Having narrowly won the 2013 election, the PD offered a roughly similar alliance to the M5S but was mockingly rebuffed. Stung by defeat and by that precedent, the PD has so far, perhaps tactically, rejected the Five Star Movement’s informal overtures. The reasons offered boil down to these: cooperation with the M5S is not what voters want and would damage the party. It could harm the existing party, arguably, but might make it a better one. Above all, both Italy’s and Europe’s interests and the very logic of parliamentary democracy require the two sides to engage in serious talks.

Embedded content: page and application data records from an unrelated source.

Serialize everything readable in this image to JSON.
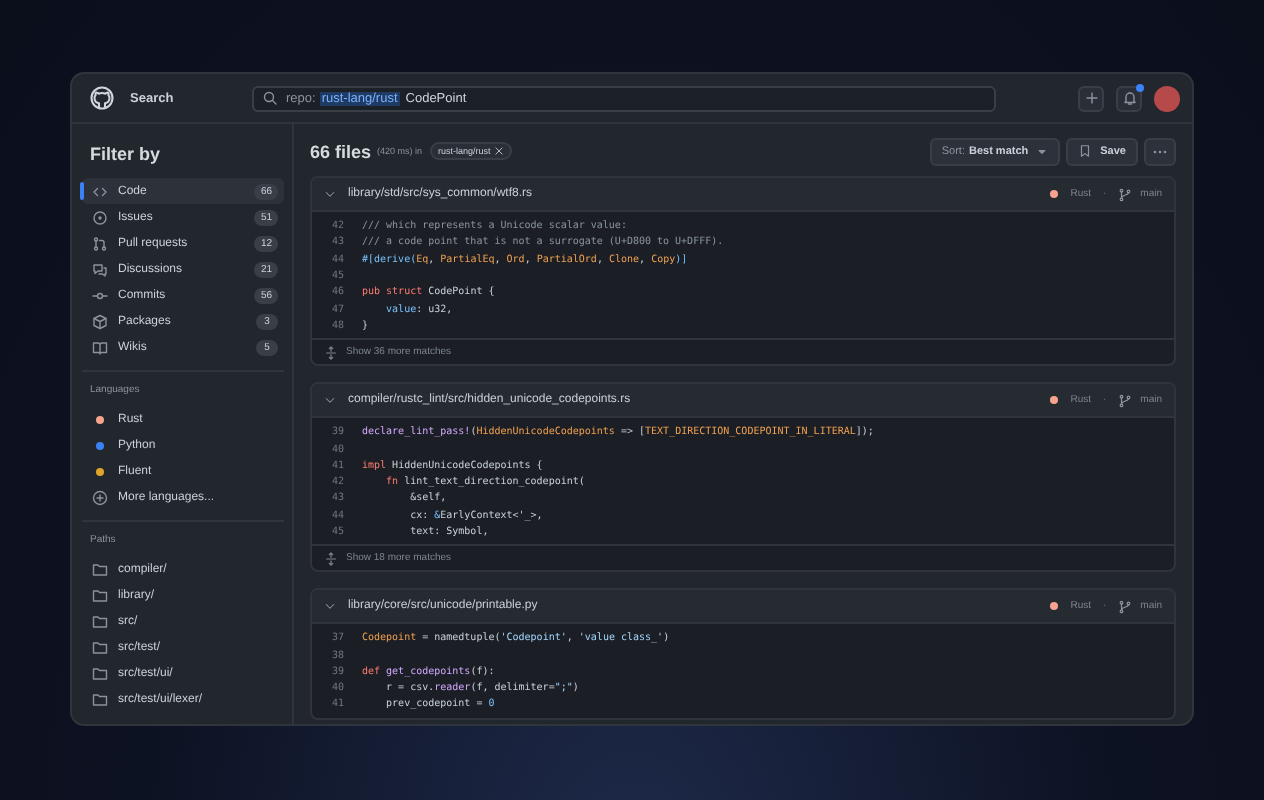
{
  "header": {
    "title": "Search",
    "search": {
      "qualifier": "repo:",
      "repo": "rust-lang/rust",
      "term": "CodePoint"
    },
    "notifications_unread": true
  },
  "sidebar": {
    "title": "Filter by",
    "types": [
      {
        "label": "Code",
        "count": "66",
        "selected": true
      },
      {
        "label": "Issues",
        "count": "51",
        "selected": false
      },
      {
        "label": "Pull requests",
        "count": "12",
        "selected": false
      },
      {
        "label": "Discussions",
        "count": "21",
        "selected": false
      },
      {
        "label": "Commits",
        "count": "56",
        "selected": false
      },
      {
        "label": "Packages",
        "count": "3",
        "selected": false
      },
      {
        "label": "Wikis",
        "count": "5",
        "selected": false
      }
    ],
    "languages": {
      "heading": "Languages",
      "items": [
        {
          "name": "Rust",
          "color": "#f5a58e"
        },
        {
          "name": "Python",
          "color": "#3b82f6"
        },
        {
          "name": "Fluent",
          "color": "#e0a526"
        }
      ],
      "more": "More languages..."
    },
    "paths": {
      "heading": "Paths",
      "items": [
        "compiler/",
        "library/",
        "src/",
        "src/test/",
        "src/test/ui/",
        "src/test/ui/lexer/"
      ]
    }
  },
  "results_bar": {
    "count": "66 files",
    "timing": "(420 ms) in",
    "scope": "rust-lang/rust",
    "sort_label": "Sort:",
    "sort_value": "Best match",
    "save": "Save"
  },
  "results": [
    {
      "path": "library/std/src/sys_common/wtf8.rs",
      "language": "Rust",
      "color": "#f5a58e",
      "separator": "·",
      "branch": "main",
      "more": "Show 36 more matches",
      "lines": [
        {
          "number": "42",
          "tokens": [
            {
              "text": "/// which represents a Unicode scalar value:",
              "kind": "comment"
            }
          ]
        },
        {
          "number": "43",
          "tokens": [
            {
              "text": "/// a code point that is not a surrogate (U+D800 to U+DFFF).",
              "kind": "comment"
            }
          ]
        },
        {
          "number": "44",
          "tokens": [
            {
              "text": "#[derive(",
              "kind": "attr"
            },
            {
              "text": "Eq",
              "kind": "type"
            },
            {
              "text": ", ",
              "kind": "plain"
            },
            {
              "text": "PartialEq",
              "kind": "type"
            },
            {
              "text": ", ",
              "kind": "plain"
            },
            {
              "text": "Ord",
              "kind": "type"
            },
            {
              "text": ", ",
              "kind": "plain"
            },
            {
              "text": "PartialOrd",
              "kind": "type"
            },
            {
              "text": ", ",
              "kind": "plain"
            },
            {
              "text": "Clone",
              "kind": "type"
            },
            {
              "text": ", ",
              "kind": "plain"
            },
            {
              "text": "Copy",
              "kind": "type"
            },
            {
              "text": ")]",
              "kind": "attr"
            }
          ]
        },
        {
          "number": "45"
        },
        {
          "number": "46",
          "tokens": [
            {
              "text": "pub struct",
              "kind": "keyword"
            },
            {
              "text": " CodePoint {",
              "kind": "plain"
            }
          ]
        },
        {
          "number": "47",
          "tokens": [
            {
              "text": "    value",
              "kind": "attr"
            },
            {
              "text": ": u32,",
              "kind": "plain"
            }
          ]
        },
        {
          "number": "48",
          "tokens": [
            {
              "text": "}",
              "kind": "plain"
            }
          ]
        }
      ]
    },
    {
      "path": "compiler/rustc_lint/src/hidden_unicode_codepoints.rs",
      "language": "Rust",
      "color": "#f5a58e",
      "separator": "·",
      "branch": "main",
      "more": "Show 18 more matches",
      "lines": [
        {
          "number": "39",
          "tokens": [
            {
              "text": "declare_lint_pass!",
              "kind": "func"
            },
            {
              "text": "(",
              "kind": "plain"
            },
            {
              "text": "HiddenUnicodeCodepoints",
              "kind": "type"
            },
            {
              "text": " => [",
              "kind": "plain"
            },
            {
              "text": "TEXT_DIRECTION_CODEPOINT_IN_LITERAL",
              "kind": "type"
            },
            {
              "text": "]);",
              "kind": "plain"
            }
          ]
        },
        {
          "number": "40"
        },
        {
          "number": "41",
          "tokens": [
            {
              "text": "impl",
              "kind": "keyword"
            },
            {
              "text": " HiddenUnicodeCodepoints {",
              "kind": "plain"
            }
          ]
        },
        {
          "number": "42",
          "tokens": [
            {
              "text": "    fn",
              "kind": "keyword"
            },
            {
              "text": " lint_text_direction_codepoint(",
              "kind": "plain"
            }
          ]
        },
        {
          "number": "43",
          "tokens": [
            {
              "text": "        &self,",
              "kind": "plain"
            }
          ]
        },
        {
          "number": "44",
          "tokens": [
            {
              "text": "        cx: ",
              "kind": "plain"
            },
            {
              "text": "&",
              "kind": "attr"
            },
            {
              "text": "EarlyContext<'_>,",
              "kind": "plain"
            }
          ]
        },
        {
          "number": "45",
          "tokens": [
            {
              "text": "        text: Symbol,",
              "kind": "plain"
            }
          ]
        }
      ]
    },
    {
      "path": "library/core/src/unicode/printable.py",
      "language": "Rust",
      "color": "#f5a58e",
      "separator": "·",
      "branch": "main",
      "lines": [
        {
          "number": "37",
          "tokens": [
            {
              "text": "Codepoint",
              "kind": "type"
            },
            {
              "text": " = namedtuple(",
              "kind": "plain"
            },
            {
              "text": "'Codepoint'",
              "kind": "string"
            },
            {
              "text": ", ",
              "kind": "plain"
            },
            {
              "text": "'value class_'",
              "kind": "string"
            },
            {
              "text": ")",
              "kind": "plain"
            }
          ]
        },
        {
          "number": "38"
        },
        {
          "number": "39",
          "tokens": [
            {
              "text": "def",
              "kind": "keyword"
            },
            {
              "text": " get_codepoints",
              "kind": "func"
            },
            {
              "text": "(f):",
              "kind": "plain"
            }
          ]
        },
        {
          "number": "40",
          "tokens": [
            {
              "text": "    r = csv.",
              "kind": "plain"
            },
            {
              "text": "reader",
              "kind": "func"
            },
            {
              "text": "(f, delimiter=",
              "kind": "plain"
            },
            {
              "text": "\";\"",
              "kind": "string"
            },
            {
              "text": ")",
              "kind": "plain"
            }
          ]
        },
        {
          "number": "41",
          "tokens": [
            {
              "text": "    prev_codepoint = ",
              "kind": "plain"
            },
            {
              "text": "0",
              "kind": "attr"
            }
          ]
        }
      ]
    }
  ]
}
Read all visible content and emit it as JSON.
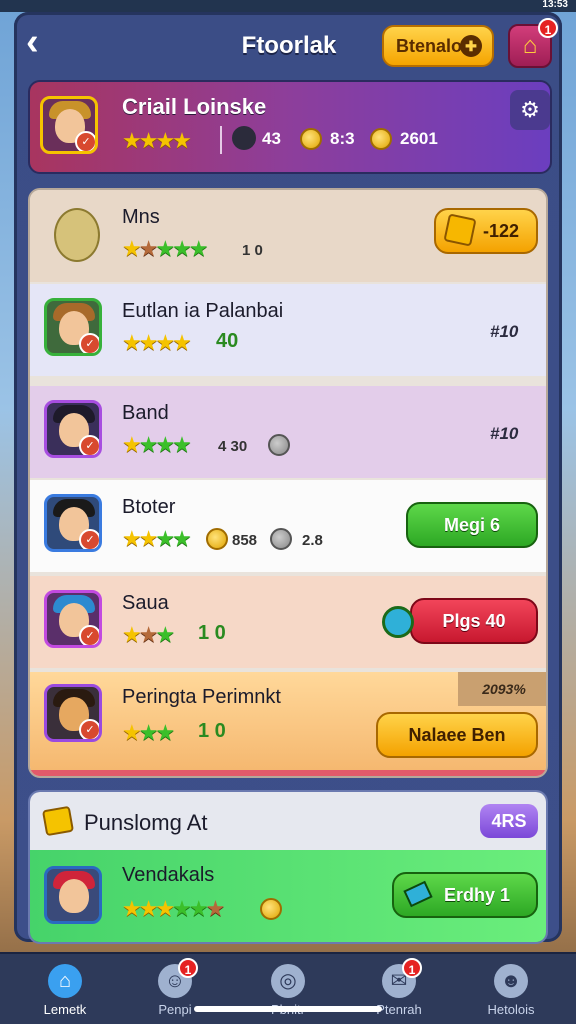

Talks held according to established practice (the largest party should lay down the platform), with reasonable safeguards (an adequate mixture of transparency, on strategic choices, and confidentiality, on tactical ones), and an open horizon (leading to either a formal coalition or external support for a minority government, and potentially encompassing also other parties or figures).
Note: This article gives the views of the authors, not the position of EUROPP – European Politics and Policy or the London School of Economics.
March 22nd, 2018
About the authors
Andrea Lorenzo Capussela led the economic and fiscal affairs office of Kosovo’s supervisor, the International Civilian Office, and is the author of State-Building in Kosovo: Democracy, Corruption, and the EU in the Balkans (I.B. Tauris, 2015), and of The Political Economy of Italy’s Decline (Oxford University Press, 2018). He tweets @AndreaCapussela
Gianfranco Pasquino – University of Bologna
Gianfranco Pasquino is Emeritus Professor of political science at the University of Bologna and member of the Accademia dei Lincei. He has published a number of books on Italian politics and is co-editor of the Oxford Handbook of Italian Politics. He tweets @GP_ArieteRosso